■ Exercise goal: Please retype the records that appear below, exactly and in full.

■ Information shown:

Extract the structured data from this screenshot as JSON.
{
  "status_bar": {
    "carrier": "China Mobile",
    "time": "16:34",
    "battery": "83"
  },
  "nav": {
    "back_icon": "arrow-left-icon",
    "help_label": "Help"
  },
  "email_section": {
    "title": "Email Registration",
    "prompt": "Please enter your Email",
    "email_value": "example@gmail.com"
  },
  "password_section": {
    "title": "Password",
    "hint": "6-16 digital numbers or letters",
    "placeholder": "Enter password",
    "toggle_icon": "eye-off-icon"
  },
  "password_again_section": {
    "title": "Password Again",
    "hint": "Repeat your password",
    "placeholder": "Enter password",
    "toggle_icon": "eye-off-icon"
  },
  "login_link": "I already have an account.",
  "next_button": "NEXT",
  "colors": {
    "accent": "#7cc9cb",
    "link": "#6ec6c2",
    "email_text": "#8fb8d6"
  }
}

■ Response:
Extract the structured data from this screenshot as JSON.
{
  "status_bar": {
    "carrier": "China Mobile",
    "time": "16:34",
    "battery": "83"
  },
  "nav": {
    "back_icon": "arrow-left-icon",
    "help_label": "Help"
  },
  "email_section": {
    "title": "Email Registration",
    "prompt": "Please enter your Email",
    "email_value": "example@gmail.com"
  },
  "password_section": {
    "title": "Password",
    "hint": "6-16 digital numbers or letters",
    "placeholder": "Enter password",
    "toggle_icon": "eye-off-icon"
  },
  "password_again_section": {
    "title": "Password Again",
    "hint": "Repeat your password",
    "placeholder": "Enter password",
    "toggle_icon": "eye-off-icon"
  },
  "login_link": "I already have an account.",
  "next_button": "NEXT",
  "colors": {
    "accent": "#7cc9cb",
    "link": "#6ec6c2",
    "email_text": "#8fb8d6"
  }
}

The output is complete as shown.